In this day and age of security breaches and data leaks, IT departments continue to find new ways to prevent these issues. I work for a company in the financial sector and we are always undergoing a security audit of some kind. Once these audits are complete there are always new procedures and policies around security and some times this includes new security appliances and tools.
This finally snuck up on us DBA’s due to the lack of inclusion in the security process discussion.
Here is the story that as I experienced it.
I was contacted by an end user of a specific stand alone SQL Server where users could not load SSRS reports or connect to SQL server. After starting with the basics of troubleshooting I made sure the services were running, I made sure I could connect to the server via RDP then I validated that I could load SSMS from the server and also open the SSRS Report Manager page from the server. So far all tests were successful.
Now on to further troubleshooting. I attempted to connect from my workstation and was not able to connect to SQL Server or SSRS Report Manager.
Now a little further troubleshooting had me do a ping and telnet which resulted in mixed emotions.
With this result I proceeded to contact our security department and see if they had recently made any firewall changes and their response was “not to this part of the network”. With that I said can you trace my traffic to see if it is being blocked by the firewalls. So the security engineer said give me the source and destination IP and let me turn on a trace. After providing the information I tested my connection to the server and low and behold nothing is being blocked from my laptop to the ports in question. Whaaa!
Something has to be blocking my traffic. Nothing has changed with the server in years.
So let’s backtrack a second. I verified with the end user that this problem started on a Friday evening. Ahh ha I know, we did Windows patching that Friday. Maybe something did not come up in sequence during patching. Long shot, but I am grasping at straws. So I scheduled a server reboot with the end user after deciding on a good maintenance window we pulled the trigger. I was positive this would fix the issue. Voila, NOT!! Same result.
Dang I am losing it over this. Now to get a list of Windows updates applied to the server to see if something could be conflicting, nope!! I guess it is time to get the experts at Microsoft on the line to show me what I have overlooked.
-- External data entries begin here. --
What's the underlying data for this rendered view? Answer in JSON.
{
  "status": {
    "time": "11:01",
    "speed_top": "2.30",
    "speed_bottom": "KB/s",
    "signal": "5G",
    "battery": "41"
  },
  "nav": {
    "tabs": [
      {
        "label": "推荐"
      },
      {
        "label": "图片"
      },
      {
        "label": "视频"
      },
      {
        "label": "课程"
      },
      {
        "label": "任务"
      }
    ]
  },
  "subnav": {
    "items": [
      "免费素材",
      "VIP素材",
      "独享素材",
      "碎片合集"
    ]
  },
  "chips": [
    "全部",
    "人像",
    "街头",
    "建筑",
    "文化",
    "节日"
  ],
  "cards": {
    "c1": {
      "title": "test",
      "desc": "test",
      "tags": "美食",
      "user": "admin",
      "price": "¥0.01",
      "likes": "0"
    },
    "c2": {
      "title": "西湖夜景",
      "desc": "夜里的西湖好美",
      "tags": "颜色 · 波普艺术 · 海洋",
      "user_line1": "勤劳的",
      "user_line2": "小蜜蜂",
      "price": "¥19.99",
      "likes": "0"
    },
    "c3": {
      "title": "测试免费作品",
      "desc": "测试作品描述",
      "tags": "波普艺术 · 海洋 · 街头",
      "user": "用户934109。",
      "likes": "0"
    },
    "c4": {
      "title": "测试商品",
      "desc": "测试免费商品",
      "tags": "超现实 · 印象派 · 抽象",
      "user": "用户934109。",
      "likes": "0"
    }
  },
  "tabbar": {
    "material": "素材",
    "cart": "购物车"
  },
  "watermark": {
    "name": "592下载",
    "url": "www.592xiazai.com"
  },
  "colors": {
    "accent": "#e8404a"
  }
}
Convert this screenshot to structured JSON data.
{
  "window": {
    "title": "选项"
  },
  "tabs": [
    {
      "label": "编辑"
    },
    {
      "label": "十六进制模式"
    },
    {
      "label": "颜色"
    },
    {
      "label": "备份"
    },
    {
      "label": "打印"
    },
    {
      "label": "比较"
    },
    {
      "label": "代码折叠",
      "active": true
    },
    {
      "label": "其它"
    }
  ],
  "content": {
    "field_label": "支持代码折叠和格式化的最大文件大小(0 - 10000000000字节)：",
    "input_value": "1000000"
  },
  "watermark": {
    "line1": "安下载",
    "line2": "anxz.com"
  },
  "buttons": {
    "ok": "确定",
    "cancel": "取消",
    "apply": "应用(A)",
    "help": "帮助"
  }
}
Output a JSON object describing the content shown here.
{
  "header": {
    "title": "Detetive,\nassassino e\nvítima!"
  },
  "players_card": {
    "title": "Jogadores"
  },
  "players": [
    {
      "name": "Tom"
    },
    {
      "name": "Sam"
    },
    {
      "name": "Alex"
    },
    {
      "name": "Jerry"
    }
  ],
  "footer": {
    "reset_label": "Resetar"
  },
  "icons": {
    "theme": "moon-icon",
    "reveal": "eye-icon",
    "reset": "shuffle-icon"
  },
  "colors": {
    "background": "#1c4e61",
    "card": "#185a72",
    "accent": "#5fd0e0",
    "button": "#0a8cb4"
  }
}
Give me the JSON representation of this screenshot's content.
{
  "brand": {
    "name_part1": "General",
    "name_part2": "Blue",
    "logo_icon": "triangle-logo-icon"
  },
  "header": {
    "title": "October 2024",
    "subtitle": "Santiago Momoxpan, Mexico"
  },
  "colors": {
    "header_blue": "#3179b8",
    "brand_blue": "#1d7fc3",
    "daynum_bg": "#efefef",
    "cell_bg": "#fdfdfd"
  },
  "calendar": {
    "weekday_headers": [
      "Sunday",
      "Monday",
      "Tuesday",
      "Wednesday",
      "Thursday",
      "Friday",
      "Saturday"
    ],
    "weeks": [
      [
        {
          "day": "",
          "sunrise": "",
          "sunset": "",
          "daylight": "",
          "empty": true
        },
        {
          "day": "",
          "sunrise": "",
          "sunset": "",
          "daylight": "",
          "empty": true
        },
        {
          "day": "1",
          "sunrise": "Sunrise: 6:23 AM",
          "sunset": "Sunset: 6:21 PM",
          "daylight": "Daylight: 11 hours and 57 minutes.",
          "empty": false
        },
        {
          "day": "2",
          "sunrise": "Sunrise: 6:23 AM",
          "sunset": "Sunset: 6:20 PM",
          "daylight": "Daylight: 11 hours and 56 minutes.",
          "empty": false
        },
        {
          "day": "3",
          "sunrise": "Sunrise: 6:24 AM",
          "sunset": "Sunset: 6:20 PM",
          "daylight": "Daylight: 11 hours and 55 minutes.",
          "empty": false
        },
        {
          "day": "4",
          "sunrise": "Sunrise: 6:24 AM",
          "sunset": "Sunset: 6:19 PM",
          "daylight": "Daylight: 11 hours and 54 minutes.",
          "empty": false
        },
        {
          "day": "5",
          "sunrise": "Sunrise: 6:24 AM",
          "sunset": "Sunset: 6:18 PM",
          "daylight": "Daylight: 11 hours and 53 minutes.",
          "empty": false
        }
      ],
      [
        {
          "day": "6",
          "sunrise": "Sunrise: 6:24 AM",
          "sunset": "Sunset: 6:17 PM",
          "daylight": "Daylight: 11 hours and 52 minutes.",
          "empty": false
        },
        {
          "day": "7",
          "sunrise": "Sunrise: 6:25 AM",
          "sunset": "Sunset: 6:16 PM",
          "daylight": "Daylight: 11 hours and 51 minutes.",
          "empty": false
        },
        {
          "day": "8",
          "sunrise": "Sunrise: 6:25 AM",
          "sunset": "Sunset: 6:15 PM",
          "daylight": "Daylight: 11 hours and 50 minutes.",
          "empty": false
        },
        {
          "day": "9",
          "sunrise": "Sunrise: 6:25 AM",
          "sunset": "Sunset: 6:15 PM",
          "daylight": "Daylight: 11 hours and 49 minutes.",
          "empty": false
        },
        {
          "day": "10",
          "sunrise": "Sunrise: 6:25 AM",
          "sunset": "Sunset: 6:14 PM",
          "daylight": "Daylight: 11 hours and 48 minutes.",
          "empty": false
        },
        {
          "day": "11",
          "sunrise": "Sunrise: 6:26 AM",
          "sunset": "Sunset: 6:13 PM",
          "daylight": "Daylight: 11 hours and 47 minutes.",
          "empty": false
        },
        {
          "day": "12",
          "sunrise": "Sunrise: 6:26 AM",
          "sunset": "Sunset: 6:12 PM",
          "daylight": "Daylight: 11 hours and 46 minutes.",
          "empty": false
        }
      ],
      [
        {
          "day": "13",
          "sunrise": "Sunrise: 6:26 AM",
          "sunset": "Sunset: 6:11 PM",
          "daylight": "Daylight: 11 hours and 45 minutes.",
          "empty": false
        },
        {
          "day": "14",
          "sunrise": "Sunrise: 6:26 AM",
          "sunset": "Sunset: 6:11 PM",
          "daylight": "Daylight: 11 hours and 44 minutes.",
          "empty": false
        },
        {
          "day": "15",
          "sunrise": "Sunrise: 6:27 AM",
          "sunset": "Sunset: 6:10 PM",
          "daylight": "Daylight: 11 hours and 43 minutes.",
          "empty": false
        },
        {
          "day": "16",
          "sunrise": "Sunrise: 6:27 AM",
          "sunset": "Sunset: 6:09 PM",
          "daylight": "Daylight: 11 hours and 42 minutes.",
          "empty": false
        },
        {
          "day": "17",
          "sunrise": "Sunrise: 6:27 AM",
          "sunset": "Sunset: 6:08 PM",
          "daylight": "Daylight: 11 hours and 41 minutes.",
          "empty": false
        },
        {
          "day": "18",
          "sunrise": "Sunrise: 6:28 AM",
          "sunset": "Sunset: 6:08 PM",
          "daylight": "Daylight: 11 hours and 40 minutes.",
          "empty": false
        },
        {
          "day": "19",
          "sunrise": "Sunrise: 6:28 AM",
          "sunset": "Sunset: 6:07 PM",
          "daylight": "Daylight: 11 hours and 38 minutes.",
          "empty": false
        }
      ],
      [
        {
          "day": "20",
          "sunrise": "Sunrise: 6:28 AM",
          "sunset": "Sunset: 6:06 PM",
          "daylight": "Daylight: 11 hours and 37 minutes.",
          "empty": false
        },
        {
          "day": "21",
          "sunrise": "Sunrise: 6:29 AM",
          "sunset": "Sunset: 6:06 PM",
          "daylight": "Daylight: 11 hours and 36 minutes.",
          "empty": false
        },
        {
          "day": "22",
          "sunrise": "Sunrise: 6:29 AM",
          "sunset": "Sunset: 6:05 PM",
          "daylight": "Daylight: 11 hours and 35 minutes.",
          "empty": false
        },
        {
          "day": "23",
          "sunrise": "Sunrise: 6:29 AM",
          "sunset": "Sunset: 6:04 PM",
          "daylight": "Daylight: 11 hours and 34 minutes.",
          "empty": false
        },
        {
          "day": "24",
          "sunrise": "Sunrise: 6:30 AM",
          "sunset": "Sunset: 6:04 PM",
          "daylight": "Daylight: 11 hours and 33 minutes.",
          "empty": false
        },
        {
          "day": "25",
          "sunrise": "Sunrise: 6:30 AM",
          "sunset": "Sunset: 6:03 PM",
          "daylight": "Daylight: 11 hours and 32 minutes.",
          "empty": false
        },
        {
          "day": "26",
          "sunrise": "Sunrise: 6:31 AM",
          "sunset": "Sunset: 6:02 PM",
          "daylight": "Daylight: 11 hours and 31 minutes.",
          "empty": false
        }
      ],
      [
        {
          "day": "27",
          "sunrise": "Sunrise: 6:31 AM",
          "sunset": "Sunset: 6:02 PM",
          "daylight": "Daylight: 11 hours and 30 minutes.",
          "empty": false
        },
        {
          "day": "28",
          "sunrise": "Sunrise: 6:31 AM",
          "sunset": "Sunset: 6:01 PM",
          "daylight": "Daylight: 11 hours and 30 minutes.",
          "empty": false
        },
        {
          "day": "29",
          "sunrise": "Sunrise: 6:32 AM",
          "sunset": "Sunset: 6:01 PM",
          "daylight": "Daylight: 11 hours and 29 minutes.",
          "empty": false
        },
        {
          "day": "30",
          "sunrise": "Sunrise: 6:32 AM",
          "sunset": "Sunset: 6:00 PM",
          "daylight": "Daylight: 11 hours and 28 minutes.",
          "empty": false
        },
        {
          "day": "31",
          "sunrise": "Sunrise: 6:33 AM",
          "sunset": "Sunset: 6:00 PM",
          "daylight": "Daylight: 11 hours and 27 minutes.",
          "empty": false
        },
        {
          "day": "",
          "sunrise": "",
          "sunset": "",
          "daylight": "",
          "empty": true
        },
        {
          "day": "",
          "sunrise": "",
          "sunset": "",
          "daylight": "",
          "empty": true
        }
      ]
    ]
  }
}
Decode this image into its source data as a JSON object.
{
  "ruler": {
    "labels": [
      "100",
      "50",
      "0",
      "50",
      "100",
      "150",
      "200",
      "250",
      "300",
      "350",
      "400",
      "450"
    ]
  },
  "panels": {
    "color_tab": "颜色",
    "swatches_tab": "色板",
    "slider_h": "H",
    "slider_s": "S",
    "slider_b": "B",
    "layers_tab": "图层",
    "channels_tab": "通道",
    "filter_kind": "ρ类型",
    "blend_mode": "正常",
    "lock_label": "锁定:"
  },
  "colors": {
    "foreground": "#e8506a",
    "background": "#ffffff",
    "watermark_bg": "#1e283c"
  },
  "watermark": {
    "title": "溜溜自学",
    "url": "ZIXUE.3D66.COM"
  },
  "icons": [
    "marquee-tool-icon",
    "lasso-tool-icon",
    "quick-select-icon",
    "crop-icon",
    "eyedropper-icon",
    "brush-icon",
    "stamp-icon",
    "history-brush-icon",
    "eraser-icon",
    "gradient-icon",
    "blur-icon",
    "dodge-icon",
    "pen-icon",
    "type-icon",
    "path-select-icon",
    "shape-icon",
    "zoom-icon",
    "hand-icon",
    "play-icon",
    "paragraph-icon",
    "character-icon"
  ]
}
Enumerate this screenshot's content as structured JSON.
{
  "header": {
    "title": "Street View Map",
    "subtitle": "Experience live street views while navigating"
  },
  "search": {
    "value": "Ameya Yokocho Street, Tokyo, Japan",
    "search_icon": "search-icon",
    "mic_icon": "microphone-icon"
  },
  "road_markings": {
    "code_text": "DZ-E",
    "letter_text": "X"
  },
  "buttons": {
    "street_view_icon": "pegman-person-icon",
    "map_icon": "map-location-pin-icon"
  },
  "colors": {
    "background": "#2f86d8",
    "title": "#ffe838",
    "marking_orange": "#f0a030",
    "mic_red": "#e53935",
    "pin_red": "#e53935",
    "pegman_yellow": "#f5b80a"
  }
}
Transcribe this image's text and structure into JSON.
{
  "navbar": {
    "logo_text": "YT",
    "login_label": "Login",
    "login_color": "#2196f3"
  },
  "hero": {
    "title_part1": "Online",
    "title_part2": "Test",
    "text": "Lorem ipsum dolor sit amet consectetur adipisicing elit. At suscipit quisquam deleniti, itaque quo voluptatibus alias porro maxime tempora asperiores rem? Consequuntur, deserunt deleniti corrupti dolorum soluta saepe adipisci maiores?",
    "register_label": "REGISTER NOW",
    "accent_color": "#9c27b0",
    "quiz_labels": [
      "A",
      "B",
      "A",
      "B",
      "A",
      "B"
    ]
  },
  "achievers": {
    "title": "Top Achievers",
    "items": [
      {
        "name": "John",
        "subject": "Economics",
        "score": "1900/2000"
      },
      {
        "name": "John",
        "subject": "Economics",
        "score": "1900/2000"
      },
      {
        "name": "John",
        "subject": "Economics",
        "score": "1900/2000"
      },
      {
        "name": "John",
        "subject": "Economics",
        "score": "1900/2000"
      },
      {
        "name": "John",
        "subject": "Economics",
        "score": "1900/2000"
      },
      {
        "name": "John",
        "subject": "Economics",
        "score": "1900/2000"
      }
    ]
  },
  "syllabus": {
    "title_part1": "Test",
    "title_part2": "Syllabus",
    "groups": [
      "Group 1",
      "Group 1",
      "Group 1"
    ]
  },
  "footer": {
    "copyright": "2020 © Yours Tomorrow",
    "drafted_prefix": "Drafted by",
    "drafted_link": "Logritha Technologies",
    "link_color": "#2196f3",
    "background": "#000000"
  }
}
Well before doing that this is a virtual machine, everything we have are virtual machines. Virtual machines have networks! Maybe this server failed over to a host that does not connect to the VLan this server is supposed to be on. So I proceed to explain my issue to the Infrastructure engineer. And as soon as I tell him the server name he responds, oh that server was just moved to the new segregated network required by the last audit results. What the heck is going on around this place! So now we have traffic blocked by firewalls, and other traffic being blocked by a VMware appliance called a VNX.
So the long and short of it, learn your environment and hopefully you can keep up with what software technologies are used and any other systems that may impact administration of your SQL servers.